Examples of qualitative research successfully used in dental public health

Qualitative research is becoming famous and has been accepted to the extent of being published in healthcare, pharmacy and medical journals. Some publishers have even developed guidelines on how a qualitative research work can be presented for instance the British medical Journals. This acceptance has greatly revolutionized research process in the medical field and dental public health is no exception. Qualitative research has been underutilized in the dental healthcare field despite the potential being huge. There are several studies that have successfully used this methodology which have proved that actually qualitative research can be used to provide responses on questions and issues ranging from dentistry work issues to attitudes and beliefs of patients.

First, a study conducted that aimed to highlight mothers’ dental health beliefs, carried using unstructured questionnaires provided concrete information about how they feel about dental development of their children.  A similar methodology using interviews was conducted to identify barriers to prevention of caries on children. The studies aimed to provide information to dental care professionals to concentrate on the dental pain of children and to appreciate the psycho-social impacts on the dental health of children.

Another study meant to recognize factors that influenced patients’ visits to dentists and their expectations during emergency services. Certain issues rose from the research that comprised of patience satisfaction, fear, anxiety and cost of such attendance. Likewise, a study evaluated on the perceptions of dental health on people with damaged teeth that used open-ended interviews and provided information on certain aspects of dental health that patients had information on. It summarized that there was need for greater understanding between dentists and patients in addition to other professionals.

Other studies conducted using qualitative research methods investigated on the factors impacting on decision making by the dentistry professionals including their knowledge, practices and attitudes. This study also highlighted on staff fears, financial burden, personal risk faced by the professionals in the course of their service delivery. Behaviors of caregivers in dealing with patient with toothache problems have also been investigated that has recommended that such patients require psychological preparation rather than just alleviating pain.


A lot of recognition has been given to qualitative techniques in the healthcare field. This is because it provides a better platform for answering questions and issues that may not be easily performed by quantitative techniques. In addition, it brings out the understanding of the concept or issue under study based on the socio-cultural background in which the study is conducted thereby increasing knowledge wealth. Since healthcare research has all a long been based on quantitative methods, there is a need for a detailed understanding of the theory basis, methods and evaluation procedures to be used in this kind of research.

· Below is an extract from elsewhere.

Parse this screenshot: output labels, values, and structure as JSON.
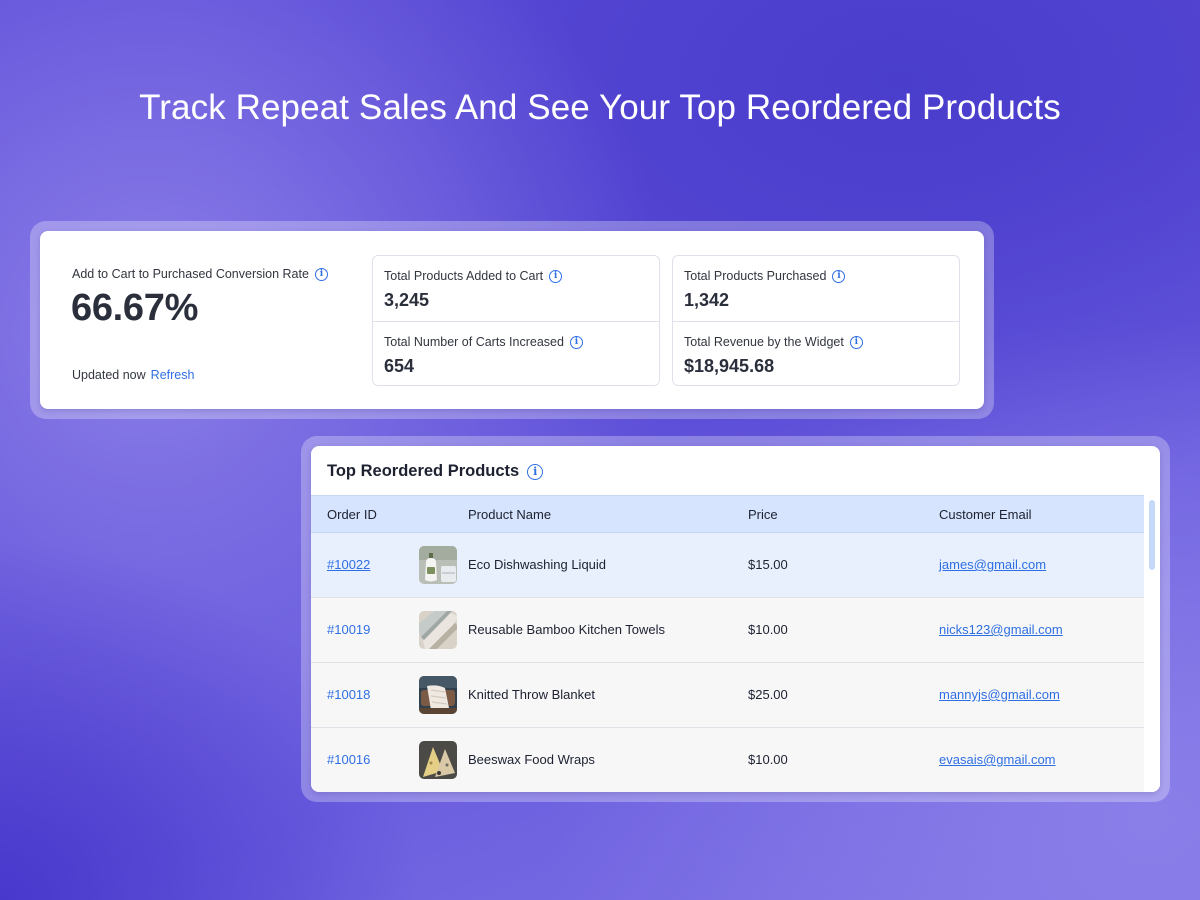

Barnett-Page, E. & Thomas, J. (2009). ‘Methods for the synthesis of qualitative research: a critical review.’ BMC Medical Research Methodology.

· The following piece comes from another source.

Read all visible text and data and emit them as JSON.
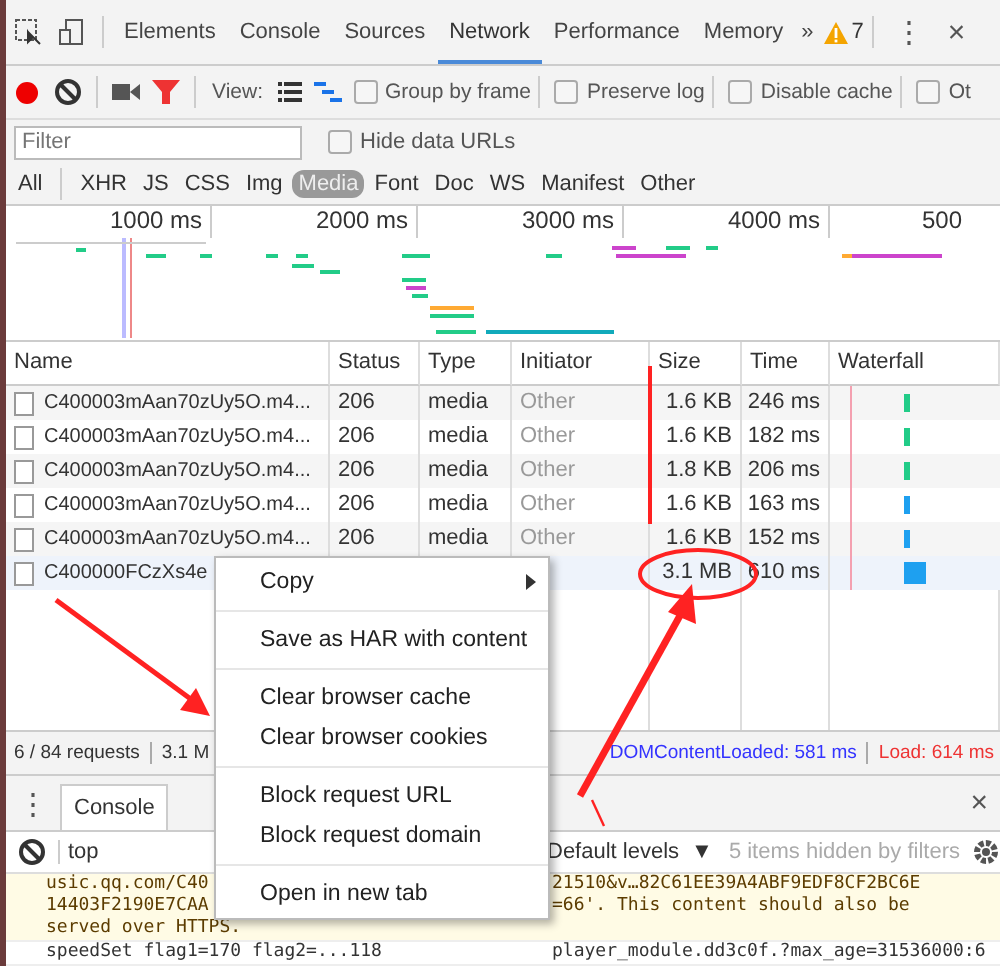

Burnard, P., Gill, P., Stewart, K., Treasure, E. & Chadwick, B. (2008). ‘Analysing and presenting qualitative data.’ British Dental Journal, 204:429-432.

Krauss, S. E. (2005). ‘Research Paradigms and Meaning Making: A Primer.’ The Qualitative Report,        10:758-770.

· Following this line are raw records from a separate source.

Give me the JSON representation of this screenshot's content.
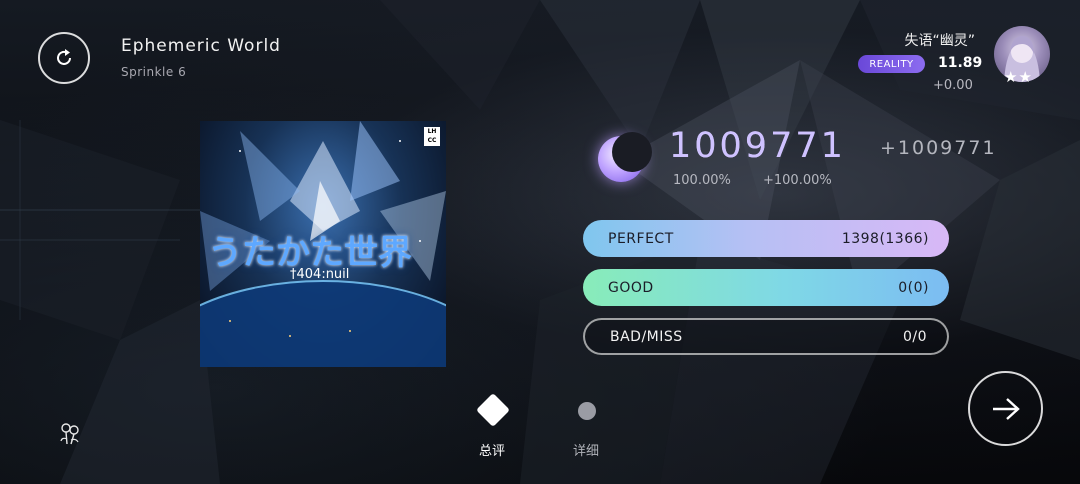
{
  "song": {
    "title": "Ephemeric World",
    "difficulty": "Sprinkle 6"
  },
  "player": {
    "name": "失语“幽灵”",
    "badge": "REALITY",
    "rks": "11.89",
    "rks_delta": "+0.00",
    "stars": "★★"
  },
  "cover": {
    "title": "うたかた世界",
    "artist": "†404:nuil",
    "logo": "LHCC"
  },
  "score": {
    "value": "1009771",
    "delta": "+1009771",
    "accuracy": "100.00%",
    "accuracy_delta": "+100.00%"
  },
  "judgements": [
    {
      "label": "PERFECT",
      "value": "1398(1366)"
    },
    {
      "label": "GOOD",
      "value": "0(0)"
    },
    {
      "label": "BAD/MISS",
      "value": "0/0"
    }
  ],
  "tabs": [
    {
      "label": "总评",
      "selected": true
    },
    {
      "label": "详细",
      "selected": false
    }
  ],
  "icons": {
    "retry": "retry-icon",
    "next": "arrow-right-icon",
    "moon": "moon-icon",
    "flower": "flower-icon"
  },
  "colors": {
    "perfect_gradient": [
      "#7fc6ee",
      "#d8b8f6"
    ],
    "good_gradient": [
      "#88ecb9",
      "#7cbcf2"
    ],
    "badge": "#7a5ae6",
    "score": "#cfc2ff"
  }
}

Krithikadatta, J. (2012). ‘Research methodology in Dentistry: Part I- The essentials and relevance of research.’ J Conserv Dent, 15:5-11.

Meadows, L. M. (2003). ‘Keeping up Appearances: Using Qualitative Research to Enhance Knowledge of Dental Practice.’ Journal of Dental Education.

Patton, M. Q. & Cochran, M. (2002). A Guide to Using Qualitative Research Methodology.

Sofaer, S. (2002). ‘Qualitative Research methods. International Journal of Quality in Care 14(4):329-336.